• _Given records_:
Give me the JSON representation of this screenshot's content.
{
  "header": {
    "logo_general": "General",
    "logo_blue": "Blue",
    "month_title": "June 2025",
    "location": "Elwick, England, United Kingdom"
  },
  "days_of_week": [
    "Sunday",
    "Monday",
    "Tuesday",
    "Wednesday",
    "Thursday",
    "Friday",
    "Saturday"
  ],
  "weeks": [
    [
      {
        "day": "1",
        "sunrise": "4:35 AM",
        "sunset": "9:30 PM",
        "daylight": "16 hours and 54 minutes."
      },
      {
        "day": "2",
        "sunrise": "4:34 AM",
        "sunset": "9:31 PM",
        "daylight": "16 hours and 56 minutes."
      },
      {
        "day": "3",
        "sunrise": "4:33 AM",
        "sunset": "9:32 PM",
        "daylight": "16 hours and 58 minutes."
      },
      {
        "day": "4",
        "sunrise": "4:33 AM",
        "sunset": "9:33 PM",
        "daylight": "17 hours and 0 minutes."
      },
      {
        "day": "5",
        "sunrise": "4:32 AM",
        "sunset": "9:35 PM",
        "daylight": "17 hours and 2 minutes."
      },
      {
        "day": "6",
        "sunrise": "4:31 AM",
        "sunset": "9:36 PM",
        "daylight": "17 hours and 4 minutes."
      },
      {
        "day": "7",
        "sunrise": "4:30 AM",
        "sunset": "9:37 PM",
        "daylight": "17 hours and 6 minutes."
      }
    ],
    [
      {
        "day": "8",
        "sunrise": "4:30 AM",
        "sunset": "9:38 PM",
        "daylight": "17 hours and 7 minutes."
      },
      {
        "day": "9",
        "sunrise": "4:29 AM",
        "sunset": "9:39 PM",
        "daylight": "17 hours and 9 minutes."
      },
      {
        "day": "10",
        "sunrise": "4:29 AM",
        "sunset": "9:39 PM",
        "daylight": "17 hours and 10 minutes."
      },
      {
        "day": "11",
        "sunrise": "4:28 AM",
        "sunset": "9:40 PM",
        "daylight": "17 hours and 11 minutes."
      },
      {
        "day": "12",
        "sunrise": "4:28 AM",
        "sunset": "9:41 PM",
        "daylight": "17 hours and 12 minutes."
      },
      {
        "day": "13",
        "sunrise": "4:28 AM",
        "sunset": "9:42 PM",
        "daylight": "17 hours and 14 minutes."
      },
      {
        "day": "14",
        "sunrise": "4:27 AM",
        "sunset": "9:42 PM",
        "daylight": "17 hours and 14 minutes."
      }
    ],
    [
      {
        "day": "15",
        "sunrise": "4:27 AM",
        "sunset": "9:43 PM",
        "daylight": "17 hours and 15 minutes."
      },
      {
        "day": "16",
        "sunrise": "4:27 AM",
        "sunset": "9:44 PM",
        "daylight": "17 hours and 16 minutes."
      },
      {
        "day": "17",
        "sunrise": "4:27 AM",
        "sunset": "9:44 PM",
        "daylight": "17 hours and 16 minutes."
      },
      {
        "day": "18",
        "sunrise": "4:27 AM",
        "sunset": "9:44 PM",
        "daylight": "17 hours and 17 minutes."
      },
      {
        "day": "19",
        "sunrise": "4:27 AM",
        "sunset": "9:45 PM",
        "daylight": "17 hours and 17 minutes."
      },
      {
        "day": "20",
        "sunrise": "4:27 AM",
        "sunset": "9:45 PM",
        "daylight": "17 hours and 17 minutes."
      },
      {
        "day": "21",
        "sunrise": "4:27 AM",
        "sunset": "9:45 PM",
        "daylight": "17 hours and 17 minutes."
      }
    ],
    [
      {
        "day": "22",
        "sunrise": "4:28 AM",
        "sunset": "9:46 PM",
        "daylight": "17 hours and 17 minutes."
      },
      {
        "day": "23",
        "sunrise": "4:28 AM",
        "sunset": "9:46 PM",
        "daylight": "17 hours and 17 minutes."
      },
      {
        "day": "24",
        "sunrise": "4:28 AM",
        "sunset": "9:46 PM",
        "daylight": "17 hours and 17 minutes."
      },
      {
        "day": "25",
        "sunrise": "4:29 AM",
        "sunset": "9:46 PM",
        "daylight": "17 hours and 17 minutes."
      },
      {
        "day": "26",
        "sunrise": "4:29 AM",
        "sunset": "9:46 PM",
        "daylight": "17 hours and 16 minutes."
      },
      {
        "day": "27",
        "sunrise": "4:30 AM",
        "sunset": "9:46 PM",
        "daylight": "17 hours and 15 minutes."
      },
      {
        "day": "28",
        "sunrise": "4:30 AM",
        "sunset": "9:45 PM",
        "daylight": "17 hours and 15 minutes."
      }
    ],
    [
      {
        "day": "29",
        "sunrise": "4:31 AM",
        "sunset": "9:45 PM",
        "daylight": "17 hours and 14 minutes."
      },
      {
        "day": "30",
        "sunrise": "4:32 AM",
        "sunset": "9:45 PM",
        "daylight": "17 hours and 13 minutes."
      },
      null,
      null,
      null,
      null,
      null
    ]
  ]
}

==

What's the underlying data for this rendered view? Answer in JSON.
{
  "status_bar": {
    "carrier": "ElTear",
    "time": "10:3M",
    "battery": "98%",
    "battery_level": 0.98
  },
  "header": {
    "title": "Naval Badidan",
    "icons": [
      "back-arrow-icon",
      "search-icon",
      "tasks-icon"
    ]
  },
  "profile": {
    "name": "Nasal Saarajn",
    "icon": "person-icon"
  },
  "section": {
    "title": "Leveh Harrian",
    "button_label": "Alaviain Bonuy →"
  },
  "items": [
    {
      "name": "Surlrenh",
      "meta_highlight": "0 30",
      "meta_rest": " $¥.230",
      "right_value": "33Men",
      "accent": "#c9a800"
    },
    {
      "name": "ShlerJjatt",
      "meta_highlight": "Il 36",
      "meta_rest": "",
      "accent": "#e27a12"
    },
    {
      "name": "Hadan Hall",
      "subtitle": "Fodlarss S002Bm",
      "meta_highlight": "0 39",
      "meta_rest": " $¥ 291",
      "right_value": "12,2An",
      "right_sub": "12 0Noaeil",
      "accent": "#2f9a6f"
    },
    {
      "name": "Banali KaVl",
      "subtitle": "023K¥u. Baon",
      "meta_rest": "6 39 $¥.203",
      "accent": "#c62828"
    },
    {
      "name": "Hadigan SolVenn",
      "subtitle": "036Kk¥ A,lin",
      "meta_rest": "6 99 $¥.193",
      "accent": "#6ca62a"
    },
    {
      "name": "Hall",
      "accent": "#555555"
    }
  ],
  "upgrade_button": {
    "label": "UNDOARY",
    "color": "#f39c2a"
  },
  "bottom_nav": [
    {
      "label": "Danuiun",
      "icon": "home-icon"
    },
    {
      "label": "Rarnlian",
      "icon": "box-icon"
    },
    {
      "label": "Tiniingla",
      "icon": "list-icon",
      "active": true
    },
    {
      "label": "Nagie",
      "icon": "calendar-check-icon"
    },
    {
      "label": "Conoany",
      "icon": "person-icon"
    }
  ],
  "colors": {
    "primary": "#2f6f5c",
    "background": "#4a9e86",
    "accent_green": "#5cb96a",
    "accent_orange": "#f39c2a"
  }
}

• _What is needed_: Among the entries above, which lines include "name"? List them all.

• _Task output_:
    "name": "Nasal Saarajn",
      "name": "Surlrenh",
      "name": "ShlerJjatt",
      "name": "Hadan Hall",
      "name": "Banali KaVl",
      "name": "Hadigan SolVenn",
      "name": "Hall",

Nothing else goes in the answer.